Please tell how many of the lines below contain "JSON", using only a number.
DATASET: Begin
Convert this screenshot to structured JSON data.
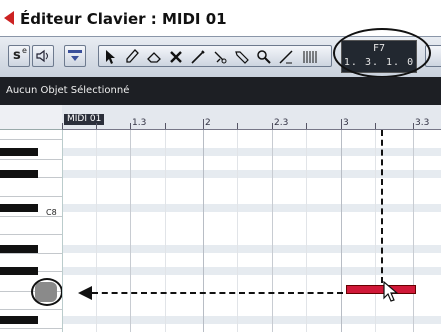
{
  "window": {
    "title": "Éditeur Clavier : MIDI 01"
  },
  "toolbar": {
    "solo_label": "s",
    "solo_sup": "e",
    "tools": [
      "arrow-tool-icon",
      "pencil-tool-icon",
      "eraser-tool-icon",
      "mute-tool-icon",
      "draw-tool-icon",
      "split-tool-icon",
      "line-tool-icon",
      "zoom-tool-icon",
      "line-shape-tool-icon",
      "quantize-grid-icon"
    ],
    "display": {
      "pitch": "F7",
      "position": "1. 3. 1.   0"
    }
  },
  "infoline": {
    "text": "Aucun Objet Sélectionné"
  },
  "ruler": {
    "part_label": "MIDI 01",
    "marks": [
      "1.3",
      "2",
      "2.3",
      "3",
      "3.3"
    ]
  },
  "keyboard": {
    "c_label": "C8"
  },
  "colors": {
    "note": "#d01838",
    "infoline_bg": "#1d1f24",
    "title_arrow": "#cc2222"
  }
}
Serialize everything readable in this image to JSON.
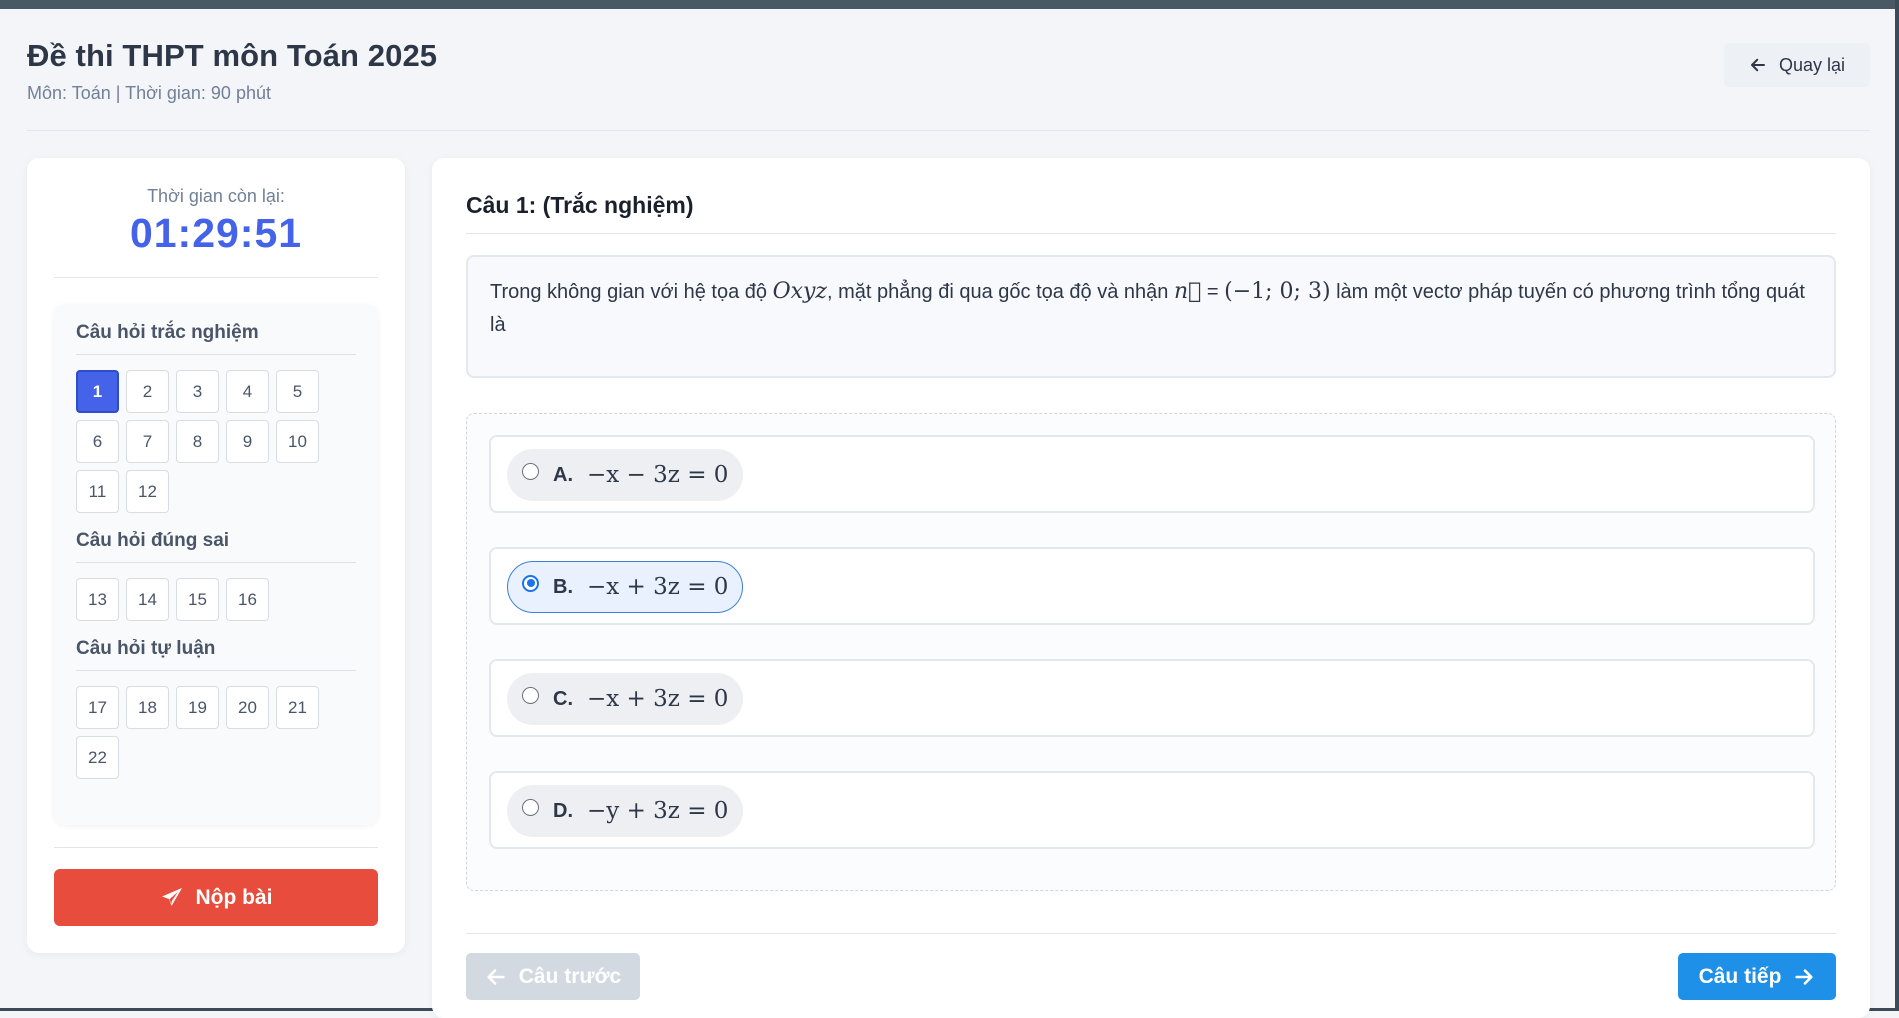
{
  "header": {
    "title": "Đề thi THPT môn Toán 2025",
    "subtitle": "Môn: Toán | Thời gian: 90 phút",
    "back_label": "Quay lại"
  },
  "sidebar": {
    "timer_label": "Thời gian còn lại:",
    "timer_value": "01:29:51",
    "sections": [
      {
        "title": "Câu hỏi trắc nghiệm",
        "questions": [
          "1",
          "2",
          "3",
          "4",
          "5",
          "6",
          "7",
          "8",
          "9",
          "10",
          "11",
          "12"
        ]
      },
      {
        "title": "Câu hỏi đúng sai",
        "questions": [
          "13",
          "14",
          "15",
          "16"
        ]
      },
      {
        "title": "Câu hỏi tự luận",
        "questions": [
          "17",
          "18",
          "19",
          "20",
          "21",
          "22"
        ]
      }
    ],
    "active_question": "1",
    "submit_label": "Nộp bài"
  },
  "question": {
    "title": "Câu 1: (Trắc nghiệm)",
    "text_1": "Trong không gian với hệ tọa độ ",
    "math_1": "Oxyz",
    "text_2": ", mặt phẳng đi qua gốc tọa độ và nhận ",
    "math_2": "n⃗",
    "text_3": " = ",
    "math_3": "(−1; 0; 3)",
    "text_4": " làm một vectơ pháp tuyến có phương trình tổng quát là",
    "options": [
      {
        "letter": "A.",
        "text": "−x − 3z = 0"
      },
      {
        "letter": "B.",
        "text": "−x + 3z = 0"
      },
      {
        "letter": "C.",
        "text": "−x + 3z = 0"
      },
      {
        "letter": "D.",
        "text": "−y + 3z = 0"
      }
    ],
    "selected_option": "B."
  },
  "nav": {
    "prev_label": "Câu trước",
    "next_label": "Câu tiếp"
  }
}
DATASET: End
- [SOLUTION TO THE PROBLEM]: 2